I have the great fortune for the next couple of weeks of house-sitting for my friend. Her property lies at the edge of a vast wooded area in Hollis, and it is here that I am once more able to enjoy the peace, quiet and serenity that are so crucial to my own survival. I sit on the screened porch and listen to the buzz of late summer insects plying the air with their song. Birds titter from nearby trees, tree toads trill from their clandestine places, and the setting sun casts long deep distinct shadows between the tall ancient pines that were here long before my friend and her late husband bought this wondrous place. Returning to the porch after getting myself a cool drink, I notice a large dark shape perched on a branch not 40 feet away. I realize instantly that it’s an owl. I creep back inside to get binoculars, but in what little daylight is left, I am not able to see many details, only that it has small horns and that its feathers are dark brown and mottled with white.
The owl sits there for some time, turning its head this way and that, and I know it is fully aware of my presence. Yet there it remains, vigilant for whatever lurks in the tall grasses below it. As I move to another part of the house to get a better view, it takes off, glides close to the ground, soars up into the branches of another more distant tree, and vanishes from my sight. After closing the place up and leaving a few windows open to let the cooler air in, I spend a pleasant night, lulled to sleep by sounds that are possible only in such places, only in such woods as these.
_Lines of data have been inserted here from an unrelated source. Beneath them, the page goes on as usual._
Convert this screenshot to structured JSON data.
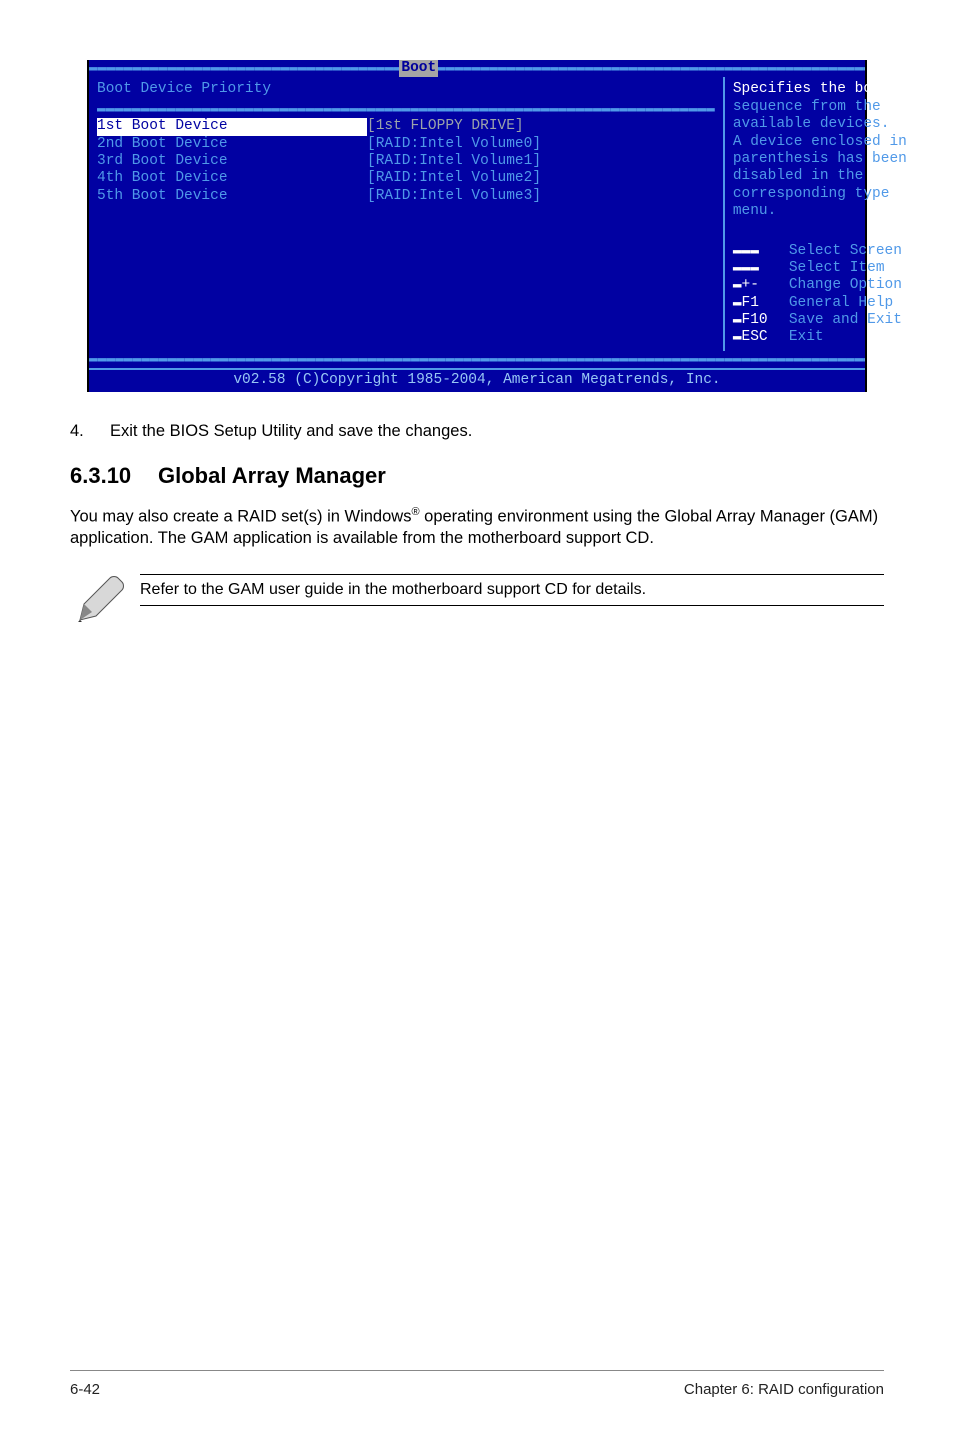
{
  "bios": {
    "titlebar": "Boot",
    "heading": "Boot Device Priority",
    "sep_top": "▬▬▬▬▬▬▬▬▬▬▬▬▬▬▬▬▬▬▬▬▬▬▬▬▬▬▬▬▬▬▬▬▬▬▬▬▬▬▬▬▬▬▬▬▬▬▬▬▬▬▬▬▬▬▬▬▬▬▬▬▬▬▬▬▬▬▬▬▬▬▬▬▬▬▬▬▬▬▬▬▬▬▬▬▬▬▬▬▬▬▬▬▬",
    "sep_heading": "▬▬▬▬▬▬▬▬▬▬▬▬▬▬▬▬▬▬▬▬▬▬▬▬▬▬▬▬▬▬▬▬▬▬▬▬▬▬▬▬▬▬▬▬▬▬▬▬▬▬▬▬▬▬▬▬▬▬▬▬▬▬▬▬▬▬▬▬▬▬▬",
    "rows": [
      {
        "label": "1st Boot Device",
        "value": "[1st FLOPPY DRIVE]",
        "selected": true
      },
      {
        "label": "2nd Boot Device",
        "value": "[RAID:Intel Volume0]",
        "selected": false
      },
      {
        "label": "3rd Boot Device",
        "value": "[RAID:Intel Volume1]",
        "selected": false
      },
      {
        "label": "4th Boot Device",
        "value": "[RAID:Intel Volume2]",
        "selected": false
      },
      {
        "label": "5th Boot Device",
        "value": "[RAID:Intel Volume3]",
        "selected": false
      }
    ],
    "help": [
      "Specifies the boot",
      "sequence from the",
      "available devices.",
      "",
      "A device enclosed in",
      "parenthesis has been",
      "disabled in the",
      "corresponding type",
      "menu."
    ],
    "keys": [
      {
        "k": "▬▬▬",
        "d": "Select Screen"
      },
      {
        "k": "▬▬▬",
        "d": "Select Item"
      },
      {
        "k": "▬+-",
        "d": "Change Option"
      },
      {
        "k": "▬F1",
        "d": "General Help"
      },
      {
        "k": "▬F10",
        "d": "Save and Exit"
      },
      {
        "k": "▬ESC",
        "d": "Exit"
      }
    ],
    "sep_bottom": "▬▬▬▬▬▬▬▬▬▬▬▬▬▬▬▬▬▬▬▬▬▬▬▬▬▬▬▬▬▬▬▬▬▬▬▬▬▬▬▬▬▬▬▬▬▬▬▬▬▬▬▬▬▬▬▬▬▬▬▬▬▬▬▬▬▬▬▬▬▬▬▬▬▬▬▬▬▬▬▬▬▬▬▬▬▬▬▬▬▬▬▬▬",
    "footer": "v02.58 (C)Copyright 1985-2004, American Megatrends, Inc."
  },
  "step": {
    "num": "4.",
    "text": "Exit the BIOS Setup Utility and save the changes."
  },
  "section": {
    "num": "6.3.10",
    "title": "Global Array Manager"
  },
  "body_parts": {
    "a": "You may also create a RAID set(s) in Windows",
    "sup": "®",
    "b": " operating environment using the Global Array Manager (GAM) application. The GAM application is available from the motherboard support CD."
  },
  "note": "Refer to the GAM user guide in the motherboard support CD for details.",
  "footer": {
    "left": "6-42",
    "right": "Chapter 6: RAID configuration"
  }
}
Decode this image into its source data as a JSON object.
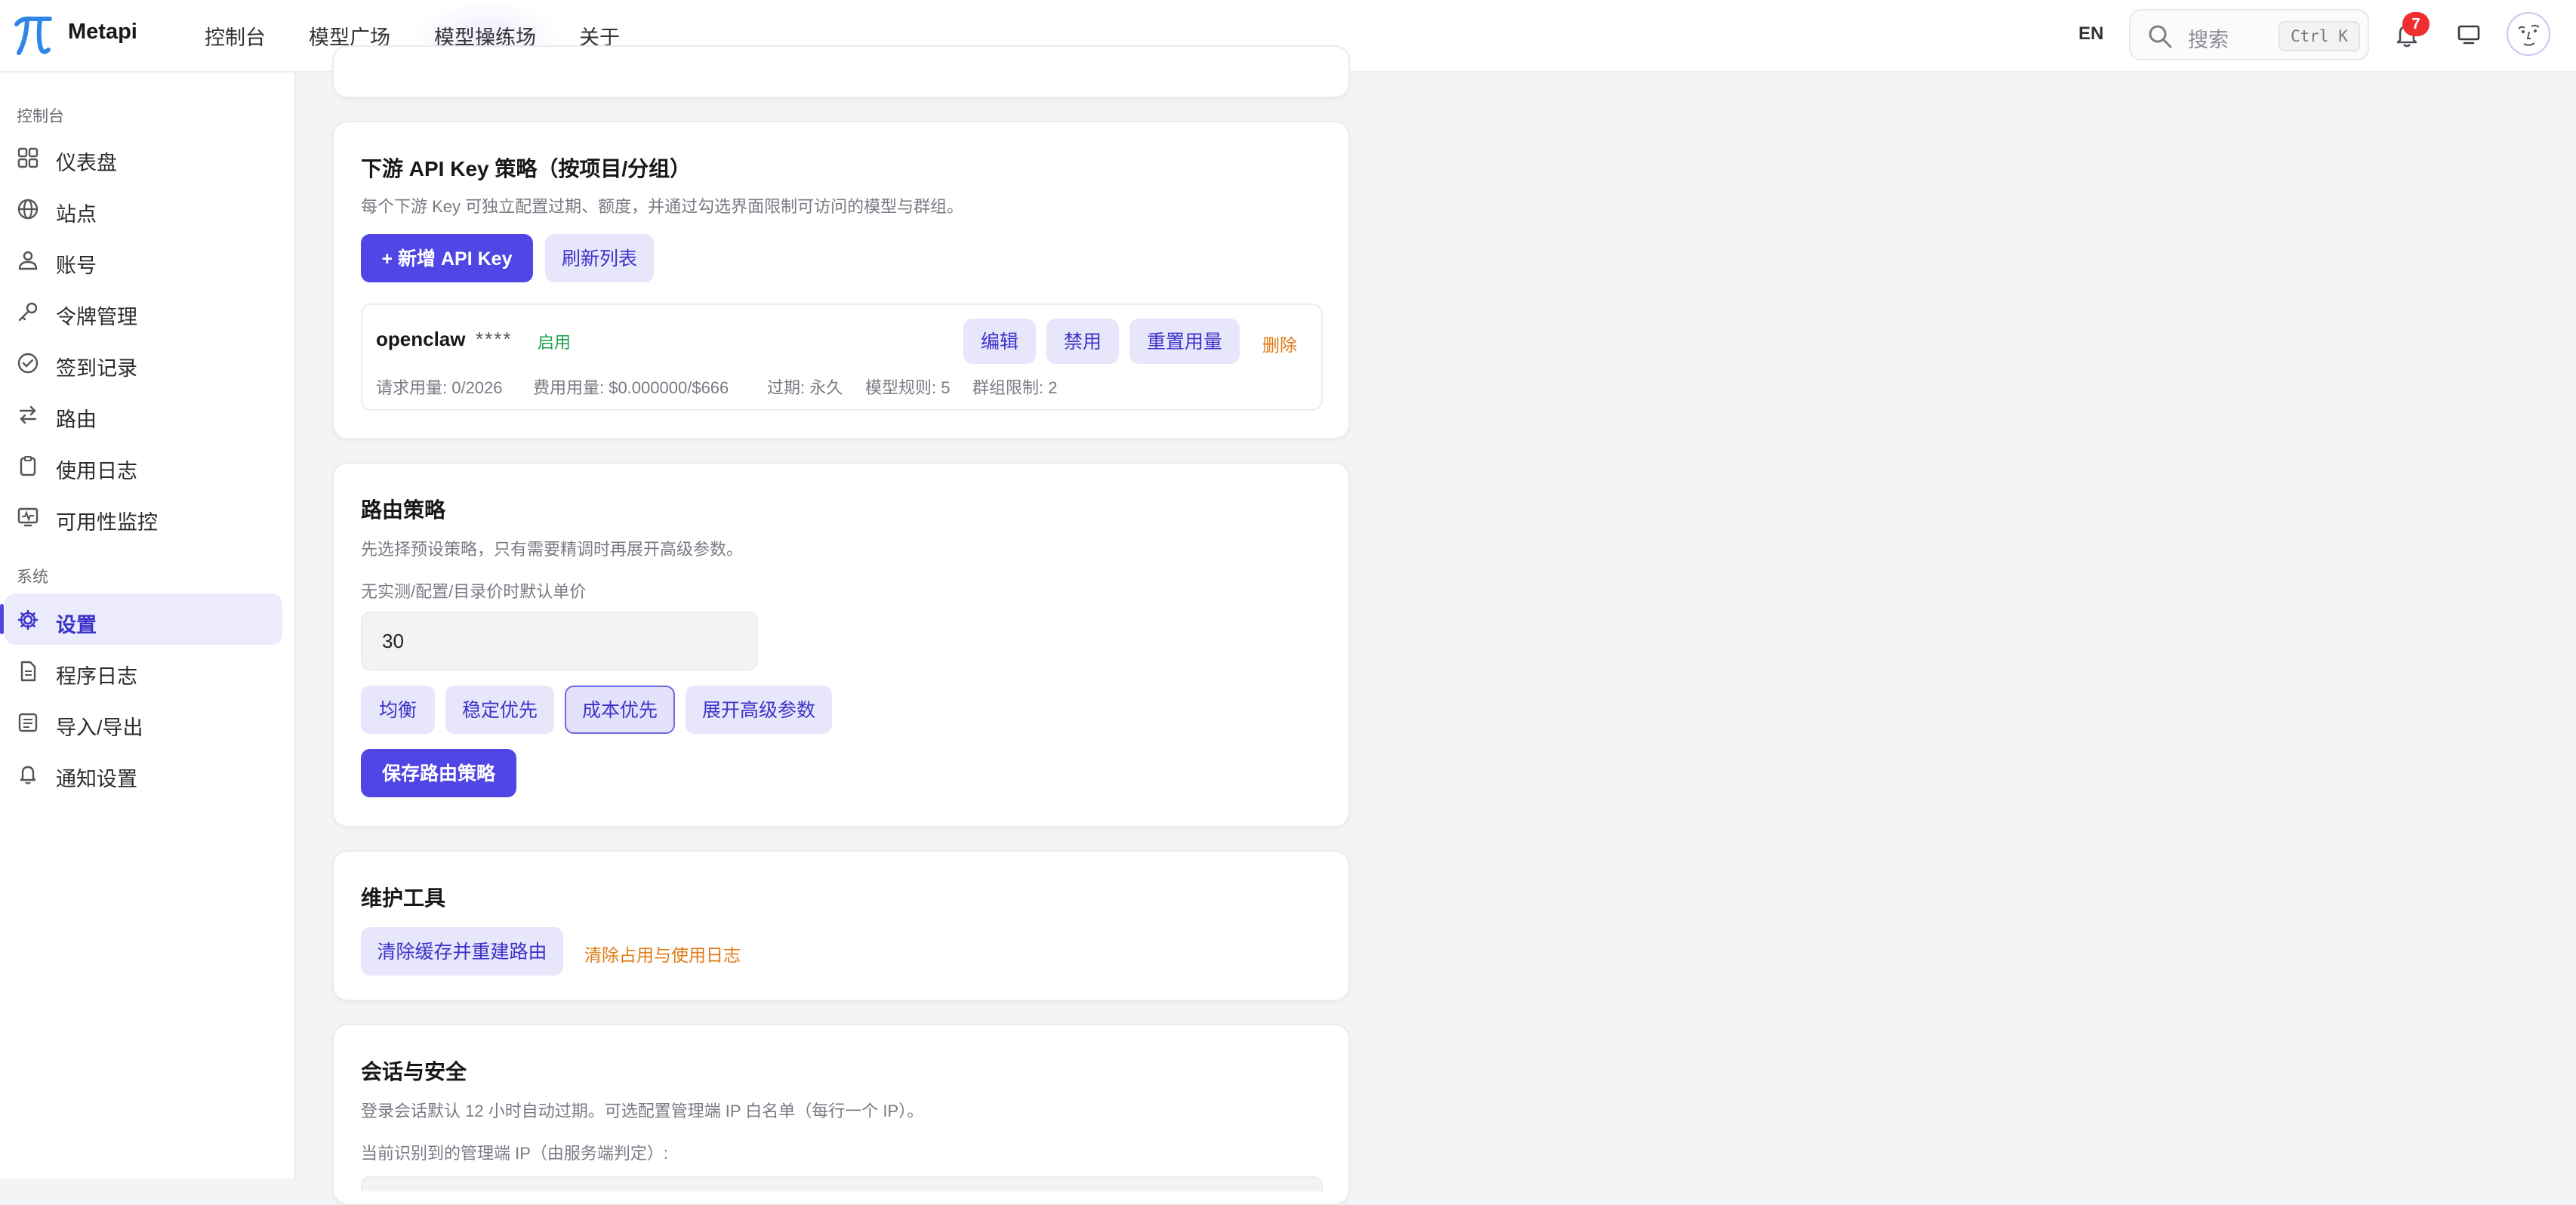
{
  "header": {
    "brand": "Metapi",
    "nav": [
      "控制台",
      "模型广场",
      "模型操练场",
      "关于"
    ],
    "lang": "EN",
    "search": {
      "placeholder": "搜索",
      "shortcut": "Ctrl K"
    },
    "notification_count": "7"
  },
  "sidebar": {
    "section_console": "控制台",
    "items_console": [
      "仪表盘",
      "站点",
      "账号",
      "令牌管理",
      "签到记录",
      "路由",
      "使用日志",
      "可用性监控"
    ],
    "section_system": "系统",
    "items_system": [
      "设置",
      "程序日志",
      "导入/导出",
      "通知设置"
    ],
    "active_item": "设置"
  },
  "api_keys": {
    "title": "下游 API Key 策略（按项目/分组）",
    "desc": "每个下游 Key 可独立配置过期、额度，并通过勾选界面限制可访问的模型与群组。",
    "add_label": "+ 新增 API Key",
    "refresh_label": "刷新列表",
    "key": {
      "name": "openclaw",
      "mask": "****",
      "status": "启用",
      "edit": "编辑",
      "disable": "禁用",
      "reset": "重置用量",
      "delete": "删除",
      "req_usage": "请求用量: 0/2026",
      "cost_usage": "费用用量: $0.000000/$666",
      "expire": "过期: 永久",
      "model_rules": "模型规则: 5",
      "group_limit": "群组限制: 2"
    }
  },
  "routing": {
    "title": "路由策略",
    "desc": "先选择预设策略，只有需要精调时再展开高级参数。",
    "price_label": "无实测/配置/目录价时默认单价",
    "price_value": "30",
    "presets": [
      "均衡",
      "稳定优先",
      "成本优先",
      "展开高级参数"
    ],
    "selected_preset": "成本优先",
    "save_label": "保存路由策略"
  },
  "maintenance": {
    "title": "维护工具",
    "rebuild_label": "清除缓存并重建路由",
    "clear_label": "清除占用与使用日志"
  },
  "session": {
    "title": "会话与安全",
    "desc": "登录会话默认 12 小时自动过期。可选配置管理端 IP 白名单（每行一个 IP）。",
    "ip_label": "当前识别到的管理端 IP（由服务端判定）:"
  },
  "colors": {
    "accent": "#4f46e5",
    "accent_soft": "#e8e6fb",
    "success": "#1f9d4b",
    "warning": "#e07b14",
    "badge": "#ef2f2f"
  },
  "icons": {
    "logo": "pi-logo",
    "search": "search-icon",
    "notification": "bell-icon",
    "display": "monitor-icon"
  }
}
This is, and has always been, a magical place, from my friends' first tentative days here in their tiny cabin nearly 30 years ago to the present time when my friend now lives alone in what was to have been their dream home, a magnificent place of cathedral ceilings and breathtaking views that her husband would enjoy for only a short time. The phoebes know nothing of this, however, and each year, they return to their same nests under the big back deck, their tail feathers bobbing as they perch on a planter pole or low branch. The crows that guard this place have done so for ages and will continue to do so, insensible of the human drama going on in the space beneath them.
A thunderstorm comes over this place early on another afternoon, and the rain comes down hard and insistent as I sit writing. Despite the humidity, which has once again reached unpleasant proportions, I take my book out with me to the screened-in porch to sit out the storm. Mediocre by summer storm standards, it is nonetheless pleasant to feel its effects as the air changes. The rain falls steadily and the earth gives up her rich scent as the drops penetrate her dried and brittle shell. I sit out there until it passes then go back inside. I must leave in awhile to get back to my real world for another day or so, then it will back here for another few days to let nature have her way with me.
Such places as these are destinations along the journeys of our lives, oases toward which we yearn and that we spend our days struggling to achieve. But might it not be the journey there from which we learn our most valuable lessons? Might it not be the unexpected sights along the way that make the journey worthwhile? For all destinations become resting places after awhile, and there is always the danger that we may become complacent and think that there is nothing else to see or experience.
After leaving one wood and being given the gift of enjoying another, albeit for a preciously short time, I know now that each step I've taken since then has led me here, storing up the wonder and enchantment for me along the way. This is another culmination of sorts along my journey, another fleeting moment in time during which all that matters to me has come together in yet another wooded spot in a place that feels very familiar and right.
Any place that engages us the way this place does me sings of beginnings and births, of fulfillment's and endings, of secrets and things left to be discovered and felt. One layer of emotion curls back to reveal another deeper one, for that is what the woods do for us. They make us look into ourselves to search for the common ground that we share with all that is out there. To love where we are, no matter how humble or remote or forgotten, makes it home, and that is what this wooded place is to me at this very moment-home.